EXERCISE DESCRIPTION:
Copy out all lines of the records in which the word "decreases" appears.

Top of SOURCE MATERIAL

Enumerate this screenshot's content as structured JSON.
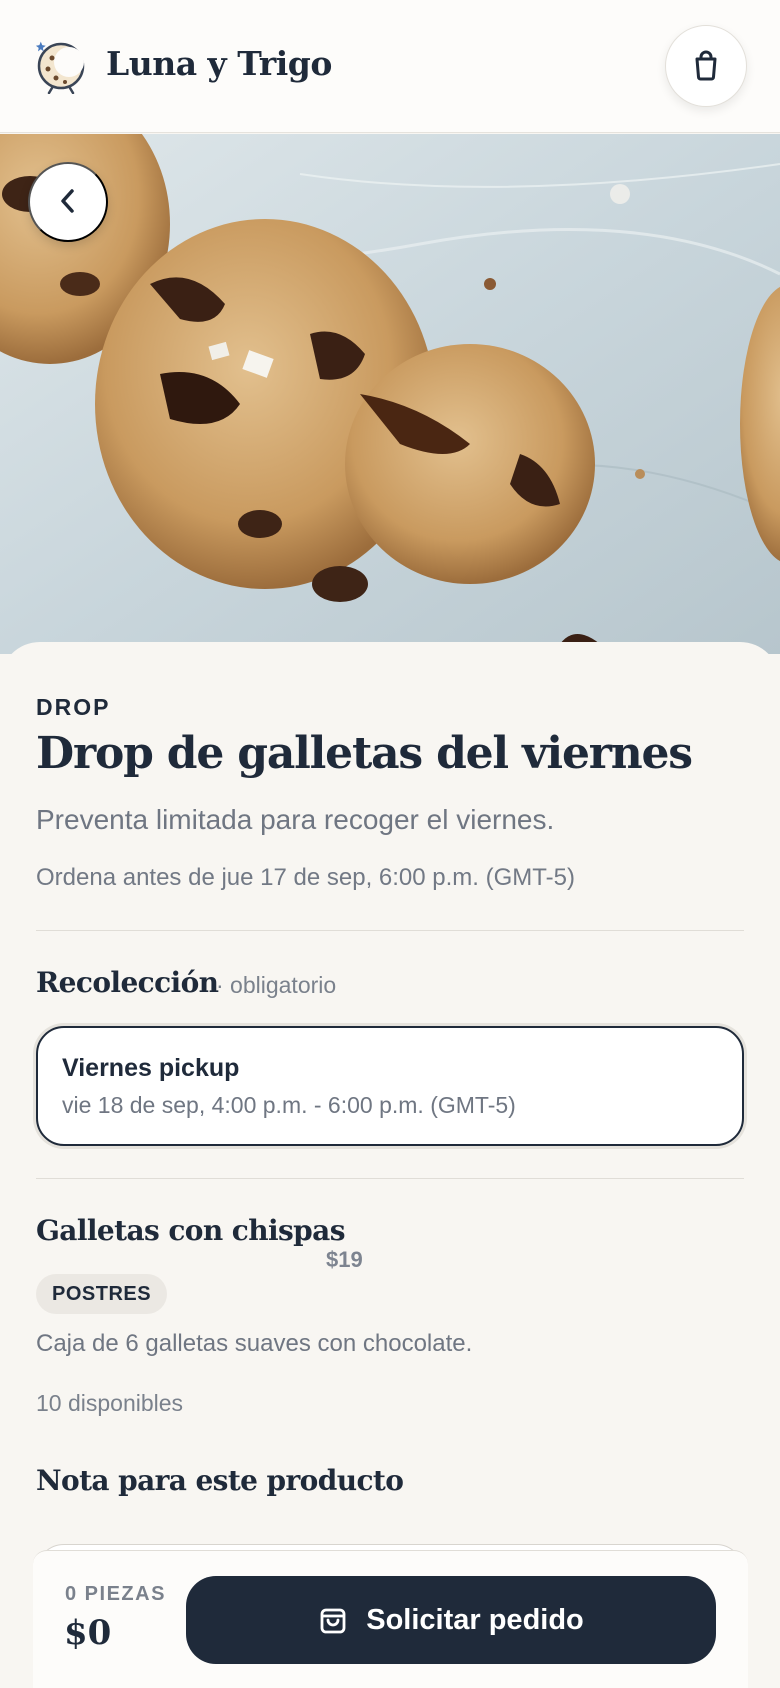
{
  "header": {
    "brand_name": "Luna y Trigo",
    "logo_icon": "cookie-moon-icon",
    "cart_icon": "shopping-bag-icon"
  },
  "hero": {
    "image": "chocolate-chip-cookies-photo",
    "back_icon": "chevron-left-icon"
  },
  "drop": {
    "eyebrow": "DROP",
    "title": "Drop de galletas del viernes",
    "subtitle": "Preventa limitada para recoger el viernes.",
    "deadline": "Ordena antes de jue 17 de sep, 6:00 p.m. (GMT-5)"
  },
  "pickup": {
    "section_title": "Recolección",
    "required_label": "· obligatorio",
    "option": {
      "name": "Viernes pickup",
      "time": "vie 18 de sep, 4:00 p.m. - 6:00 p.m. (GMT-5)"
    }
  },
  "product": {
    "name": "Galletas con chispas",
    "price": "$19",
    "tag": "POSTRES",
    "description": "Caja de 6 galletas suaves con chocolate.",
    "stock": "10 disponibles",
    "note_title": "Nota para este producto"
  },
  "bottom_bar": {
    "pieces_label": "0 PIEZAS",
    "total": "$0",
    "order_button_label": "Solicitar pedido",
    "order_icon": "shopping-bag-icon"
  },
  "colors": {
    "primary": "#1f2a3a",
    "background": "#f8f6f2",
    "muted_text": "#6f7682"
  }
}
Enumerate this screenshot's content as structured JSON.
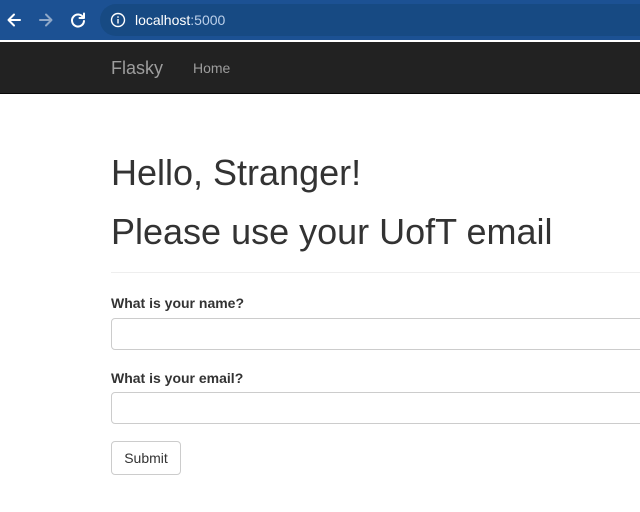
{
  "browser": {
    "url_host": "localhost",
    "url_port": ":5000",
    "icons": [
      "back-arrow-icon",
      "forward-arrow-icon",
      "reload-icon",
      "site-info-icon"
    ],
    "colors": {
      "toolbar": "#1c5193",
      "omnibox": "#174a83"
    }
  },
  "navbar": {
    "brand": "Flasky",
    "items": [
      {
        "label": "Home"
      }
    ],
    "colors": {
      "background": "#222222",
      "text": "#9d9d9d"
    }
  },
  "main": {
    "greeting": "Hello, Stranger!",
    "subtitle": "Please use your UofT email"
  },
  "form": {
    "name_label": "What is your name?",
    "name_value": "",
    "email_label": "What is your email?",
    "email_value": "",
    "submit_label": "Submit"
  }
}
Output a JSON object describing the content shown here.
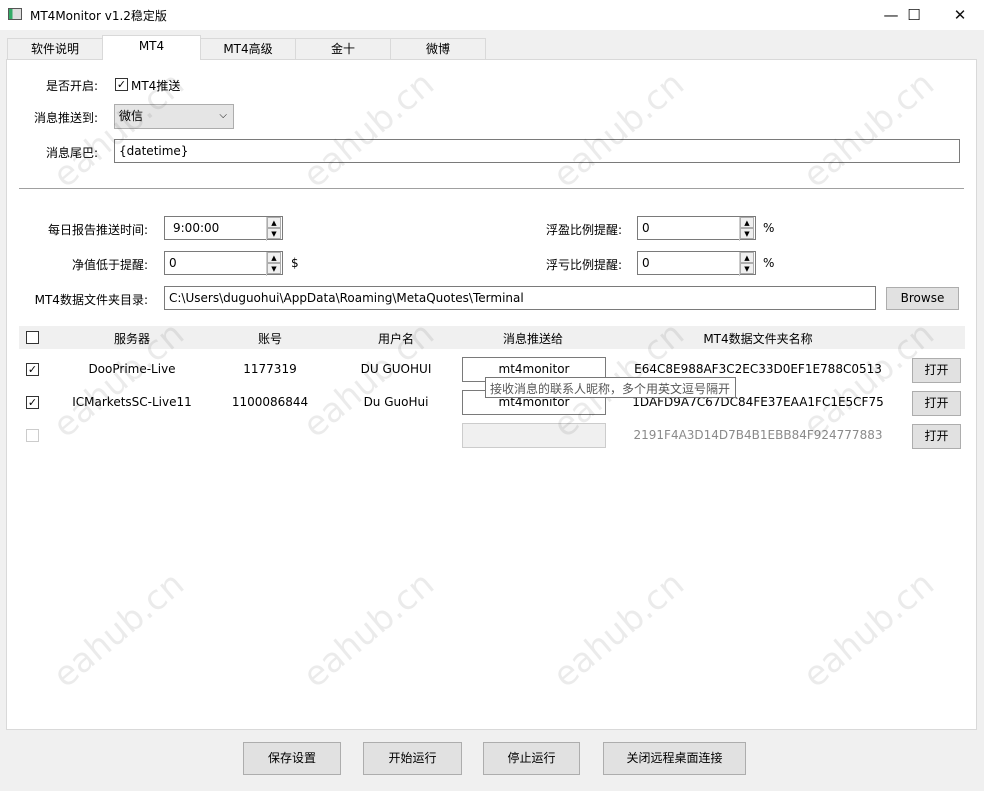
{
  "window": {
    "title": "MT4Monitor v1.2稳定版",
    "minimize": "—",
    "maximize": "☐",
    "close": "✕"
  },
  "tabs": [
    "软件说明",
    "MT4",
    "MT4高级",
    "金十",
    "微博"
  ],
  "form": {
    "enable_label": "是否开启:",
    "enable_checkbox": "MT4推送",
    "enable_checked": true,
    "push_to_label": "消息推送到:",
    "push_to_value": "微信",
    "tail_label": "消息尾巴:",
    "tail_value": "{datetime}",
    "daily_report_label": "每日报告推送时间:",
    "daily_report_value": "9:00:00",
    "equity_label": "净值低于提醒:",
    "equity_value": "0",
    "equity_unit": "$",
    "profit_label": "浮盈比例提醒:",
    "profit_value": "0",
    "profit_unit": "%",
    "loss_label": "浮亏比例提醒:",
    "loss_value": "0",
    "loss_unit": "%",
    "folder_label": "MT4数据文件夹目录:",
    "folder_value": "C:\\Users\\duguohui\\AppData\\Roaming\\MetaQuotes\\Terminal",
    "browse": "Browse"
  },
  "table": {
    "headers": [
      "服务器",
      "账号",
      "用户名",
      "消息推送给",
      "MT4数据文件夹名称"
    ],
    "rows": [
      {
        "checked": true,
        "server": "DooPrime-Live",
        "account": "1177319",
        "user": "DU GUOHUI",
        "push_to": "mt4monitor",
        "folder": "E64C8E988AF3C2EC33D0EF1E788C0513",
        "open": "打开"
      },
      {
        "checked": true,
        "server": "ICMarketsSC-Live11",
        "account": "1100086844",
        "user": "Du GuoHui",
        "push_to": "mt4monitor",
        "folder": "1DAFD9A7C67DC84FE37EAA1FC1E5CF75",
        "open": "打开"
      },
      {
        "checked": false,
        "server": "",
        "account": "",
        "user": "",
        "push_to": "",
        "folder": "2191F4A3D14D7B4B1EBB84F924777883",
        "open": "打开"
      }
    ]
  },
  "tooltip": "接收消息的联系人昵称，多个用英文逗号隔开",
  "buttons": {
    "save": "保存设置",
    "start": "开始运行",
    "stop": "停止运行",
    "close_rdp": "关闭远程桌面连接"
  },
  "watermark": "eahub.cn"
}
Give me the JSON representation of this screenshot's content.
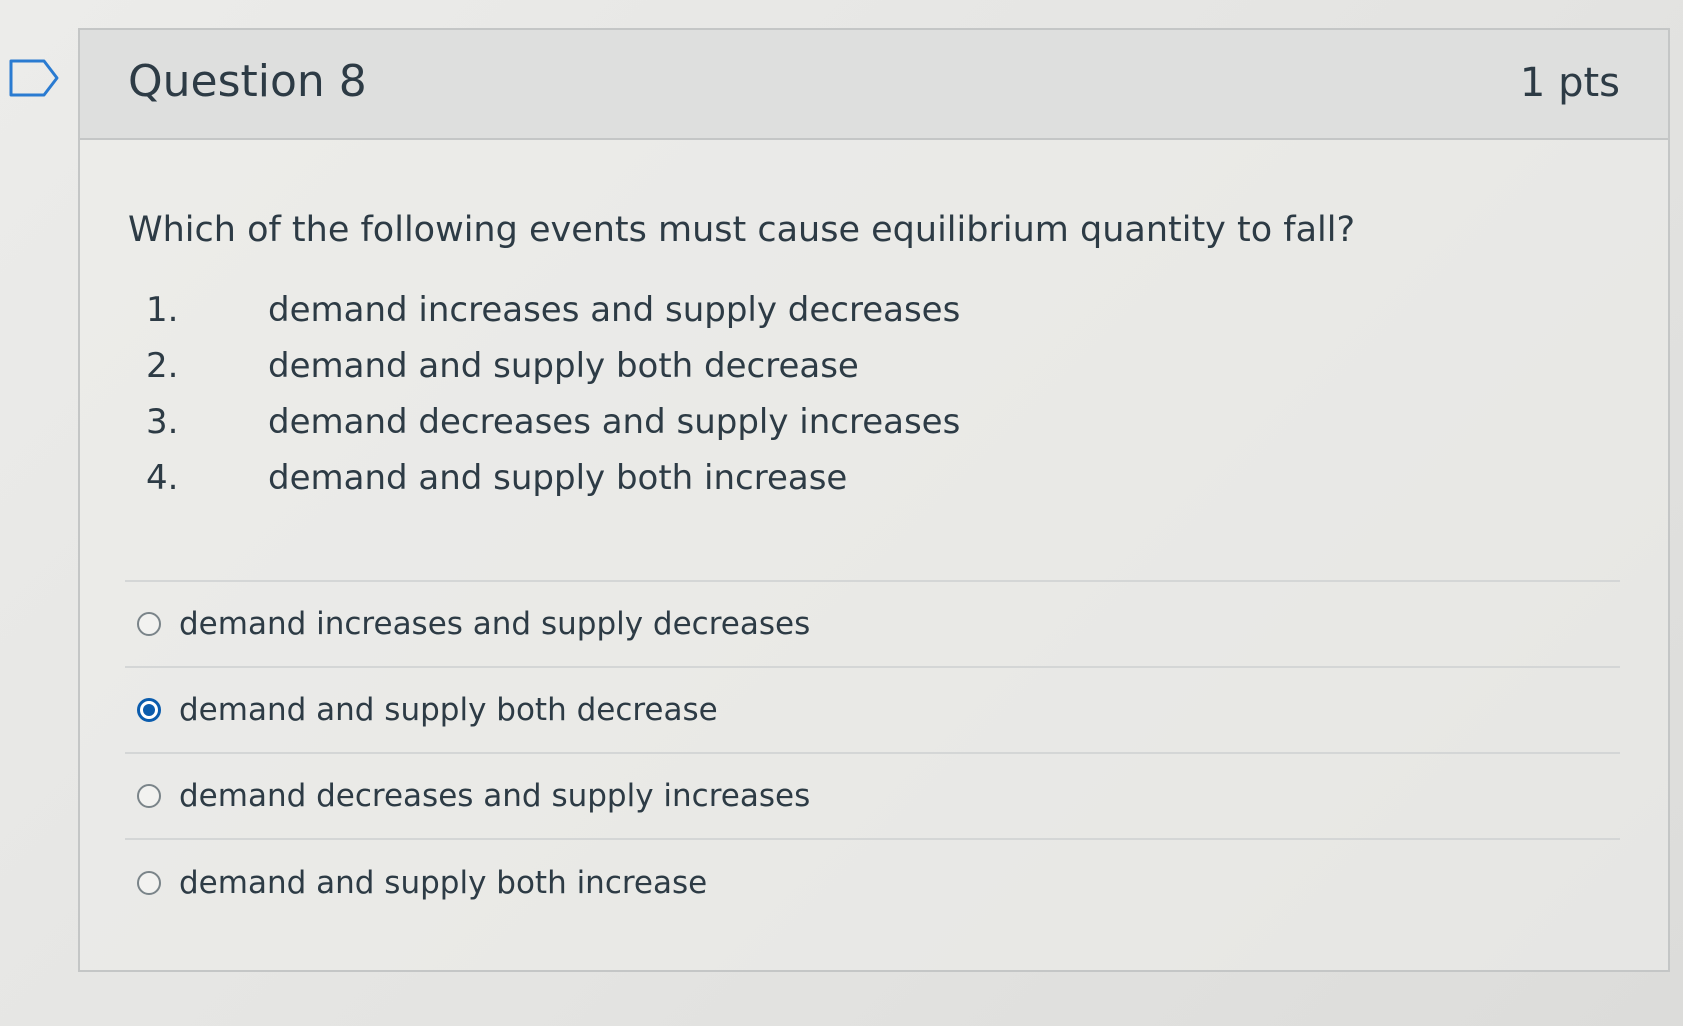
{
  "question": {
    "title": "Question 8",
    "points": "1 pts",
    "prompt": "Which of the following events must cause equilibrium quantity to fall?",
    "events": [
      {
        "number": "1.",
        "text": "demand increases and supply decreases"
      },
      {
        "number": "2.",
        "text": "demand and supply both decrease"
      },
      {
        "number": "3.",
        "text": "demand decreases and supply increases"
      },
      {
        "number": "4.",
        "text": "demand and supply both increase"
      }
    ],
    "answers": [
      {
        "label": "demand increases and supply decreases",
        "selected": false
      },
      {
        "label": "demand and supply both decrease",
        "selected": true
      },
      {
        "label": "demand decreases and supply increases",
        "selected": false
      },
      {
        "label": "demand and supply both increase",
        "selected": false
      }
    ]
  },
  "icons": {
    "flag": "flag-question-icon"
  },
  "colors": {
    "selected_radio": "#0b5cad",
    "text": "#2d3b45"
  }
}
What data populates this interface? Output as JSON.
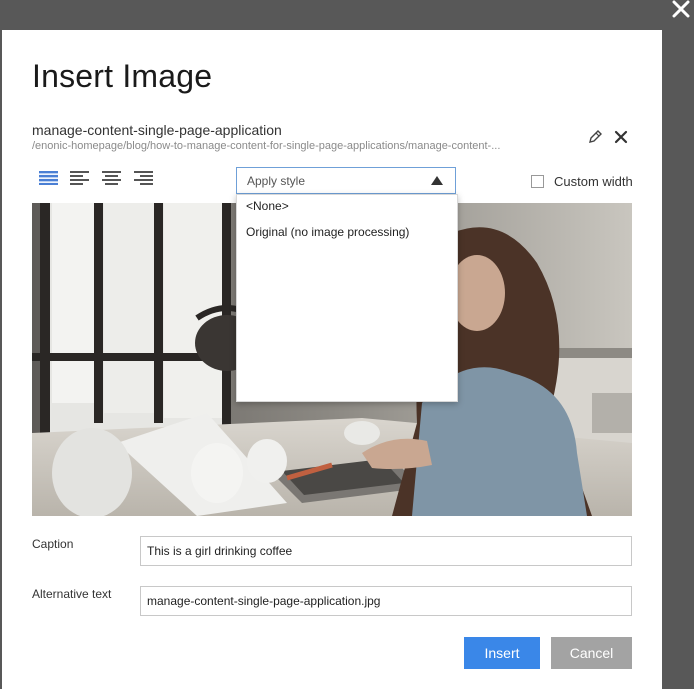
{
  "dialog": {
    "title": "Insert Image",
    "image_name": "manage-content-single-page-application",
    "image_path": "/enonic-homepage/blog/how-to-manage-content-for-single-page-applications/manage-content-..."
  },
  "toolbar": {
    "align_buttons": [
      "align-justify",
      "align-left",
      "align-center",
      "align-right"
    ],
    "active_align": "align-justify",
    "style_placeholder": "Apply style",
    "style_options": [
      "<None>",
      "Original (no image processing)"
    ],
    "custom_width_label": "Custom width",
    "custom_width_checked": false
  },
  "form": {
    "caption_label": "Caption",
    "caption_value": "This is a girl drinking coffee",
    "alt_label": "Alternative text",
    "alt_value": "manage-content-single-page-application.jpg"
  },
  "buttons": {
    "insert_label": "Insert",
    "cancel_label": "Cancel"
  },
  "colors": {
    "accent": "#3a87e8",
    "cancel": "#a3a3a3",
    "active_icon": "#4a7fd4",
    "backdrop": "#585858"
  },
  "icons": {
    "overlay_close": "close-icon",
    "edit": "pencil-icon",
    "remove": "close-icon",
    "dropdown": "triangle-up-icon"
  }
}
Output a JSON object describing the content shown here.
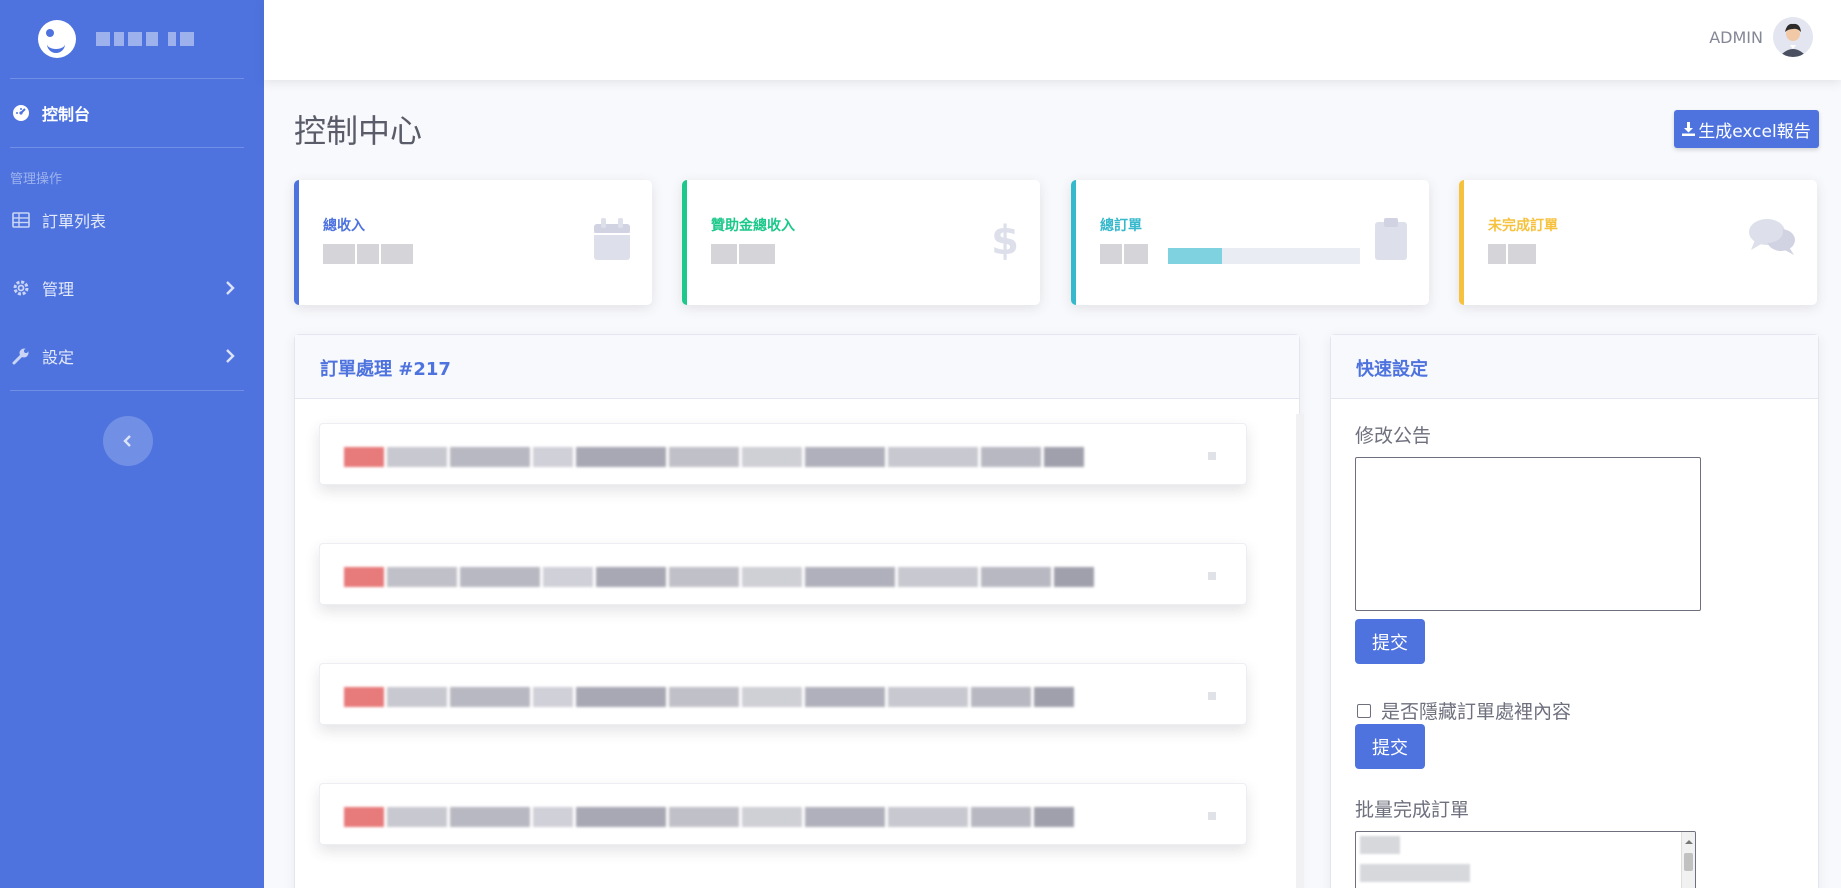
{
  "sidebar": {
    "items": [
      {
        "label": "控制台",
        "icon": "dashboard-icon"
      },
      {
        "label": "訂單列表",
        "icon": "table-icon"
      },
      {
        "label": "管理",
        "icon": "gear-icon"
      },
      {
        "label": "設定",
        "icon": "wrench-icon"
      }
    ],
    "heading": "管理操作"
  },
  "topbar": {
    "user_name": "ADMIN"
  },
  "page": {
    "title": "控制中心",
    "excel_button": "生成excel報告"
  },
  "stats": [
    {
      "label": "總收入",
      "color": "#4e73df",
      "icon": "calendar-icon"
    },
    {
      "label": "贊助金總收入",
      "color": "#1cc88a",
      "icon": "dollar-icon"
    },
    {
      "label": "總訂單",
      "color": "#36b9cc",
      "icon": "clipboard-icon",
      "progress_fraction": 0.28
    },
    {
      "label": "未完成訂單",
      "color": "#f6c23e",
      "icon": "comments-icon"
    }
  ],
  "orders": {
    "title": "訂單處理 #217"
  },
  "quick_settings": {
    "title": "快速設定",
    "announcement_label": "修改公告",
    "submit_label": "提交",
    "hide_label": "是否隱藏訂單處裡內容",
    "submit_label_2": "提交",
    "batch_label": "批量完成訂單"
  },
  "colors": {
    "primary": "#4e73df",
    "success": "#1cc88a",
    "info": "#36b9cc",
    "warning": "#f6c23e"
  }
}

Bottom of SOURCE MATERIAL

RESPONSE TO THE TASK:
        "text": "demand increases and supply decreases"
        "text": "demand decreases and supply increases"
        "label": "demand increases and supply decreases",
        "label": "demand decreases and supply increases",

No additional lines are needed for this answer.